Duration: Sept 2013 to Sept 2017

People:

  • Researcher: Sinéad O’Halloran (PhD student)
  • Supervisors: Prof. Sean. Leen, Dr. Annette Harte
  • Technical Team: Mr Bonaventure Kennedy, Mr Pat Kelly
  • Industrial partners: Wood Group Kenny
  • Funding source: IRC Enterprise Partnership Scheme (Wood Group Kenny)  and NUI Travelling Scholarship

Summary:

Flexible marine risers are a key component in the delivery of offshore hydrocarbons from the seabed to seawater level, typically to a floating structure, such as a production platform or vessel. Flexible risers rely on a complex, composite cross-sectional architecture of helically-wound, interlocking steel wires and polymer layers to give a unique combination of high bending flexibility, axial and torsional stiffness and internal pressure resistance, as well as internal and external corrosion resistance. The effect of fretting wear and fretting fatigue is a potential problem that is difficult to analyse and solve, so it is not presently considered during design of flexible risers. One of the layers, which can be susceptible to fatigue failure is the pressure armour (see figure). Fretting has a large potential to nucleate fatigue cracks in the pressure armour layer. For the inter-locking steel wires, micro-articulation of nub and groove mechanical contacts plays a key role in achieving this complex combination of exceptional mechanical and structural properties.

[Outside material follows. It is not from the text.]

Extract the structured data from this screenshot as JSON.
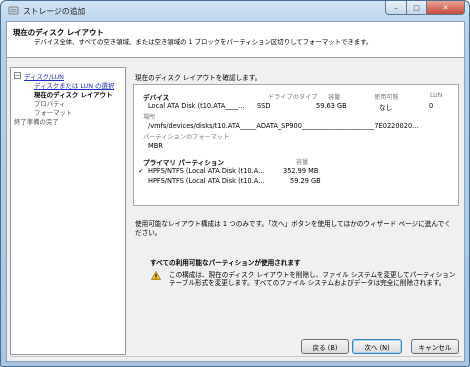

Fretting action along the contact surfaces is produced by shearing loads due to bending of the riser. This gives rise to a micro-scale frictional contact phenomenon leading to micro-scale surface damage, typically, a combination of wear and fatigue micro-crack nucleation, ultimately leading to loss of function and fatigue cracking and failure. The predominance of wear or fatigue crack nucleation is dependent on a large number of mechanical and physical variables, so that the development of a combined modelling and experimental capability is critical for a scientifically-based service life prediction (design) methodology.

The key design challenge for pressure armour layers in flexible risers is the determination of the optimum nub-groove contact geometry for resistance to fretting crack nucleation. However, this requires the development of a combined experimental-computational methodology to establish the relevant material tribological characteristics (viz. coefficient of friction and wear coefficient evolutions and dependencies on stroke-load combinations), fatigue characteristics (low- and high-cycle fatigue), as well as an identification of the relevant local loading conditions (contact pressure or load, tangential stroke or slip, substrate stresses) for representative global (riser) loads, viz. bending moment, torque, axial load and external and internal pressure conditions.

Images:

Schematics of a riser system

Figure. Schematics of (a) a riser system, (b) riser cross section, and (c) loading conditions on the pressure armour layer

Publications/Achievements:

  • O'Halloran, S.M., Leen, S.B.; Harte, A.M., "Contact Mechanics for Flexible Marine Risers", CERAI Conference 2014, Belfast, Ireland (paper presentation)
  • Pierce Malone Scholarships NUI (2014)
  • O’Halloran, S.M., Connaire, A.D., Harte, A.M.,  Leen, S.B., “Wear of the pressure armour wire of flexible marine risers”, EMMC14 – European Mechanics of Materials Conference presentation, Gothenburg August 27-29, 2014
  • O’Halloran, S.M., Connaire, A.D., Harte, A.M.,  Leen, S.B., “A framework for fretting design of flexible marine risers”, 18th Sir Bernard Crossland Symposium and Postgraduate Research Workshop 2015 - 2nd place paper presentation

O’Halloran, S.M., Connaire, A.D., Harte, A.M.,  Leen, S.B., "Modelling of fretting in the pressure armour layer of flexible marine risers", Tribology International,  42th Leeds-Lyon Symposium on Tribology, September 7-9, 2015, Lyon, France (Paper in review)